▸ **PROBLEM STATEMENT**: Please give the listing again, word for word, with nothing left out.

▸ **INPUT RECORDS**:
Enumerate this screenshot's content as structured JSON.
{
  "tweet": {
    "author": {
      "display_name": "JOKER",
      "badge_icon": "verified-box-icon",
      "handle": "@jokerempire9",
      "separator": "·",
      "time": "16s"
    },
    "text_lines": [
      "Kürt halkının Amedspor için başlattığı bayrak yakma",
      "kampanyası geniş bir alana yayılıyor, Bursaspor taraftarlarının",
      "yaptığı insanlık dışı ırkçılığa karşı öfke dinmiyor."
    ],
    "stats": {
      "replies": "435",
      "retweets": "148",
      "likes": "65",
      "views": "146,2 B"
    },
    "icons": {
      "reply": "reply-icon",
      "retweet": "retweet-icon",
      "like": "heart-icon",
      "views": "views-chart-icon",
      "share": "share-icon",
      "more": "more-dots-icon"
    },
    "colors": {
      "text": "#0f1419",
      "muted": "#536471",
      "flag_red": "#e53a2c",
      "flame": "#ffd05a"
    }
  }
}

▸ **OUTPUT**:
Enumerate this screenshot's content as structured JSON.
{
  "tweet": {
    "author": {
      "display_name": "JOKER",
      "badge_icon": "verified-box-icon",
      "handle": "@jokerempire9",
      "separator": "·",
      "time": "16s"
    },
    "text_lines": [
      "Kürt halkının Amedspor için başlattığı bayrak yakma",
      "kampanyası geniş bir alana yayılıyor, Bursaspor taraftarlarının",
      "yaptığı insanlık dışı ırkçılığa karşı öfke dinmiyor."
    ],
    "stats": {
      "replies": "435",
      "retweets": "148",
      "likes": "65",
      "views": "146,2 B"
    },
    "icons": {
      "reply": "reply-icon",
      "retweet": "retweet-icon",
      "like": "heart-icon",
      "views": "views-chart-icon",
      "share": "share-icon",
      "more": "more-dots-icon"
    },
    "colors": {
      "text": "#0f1419",
      "muted": "#536471",
      "flag_red": "#e53a2c",
      "flame": "#ffd05a"
    }
  }
}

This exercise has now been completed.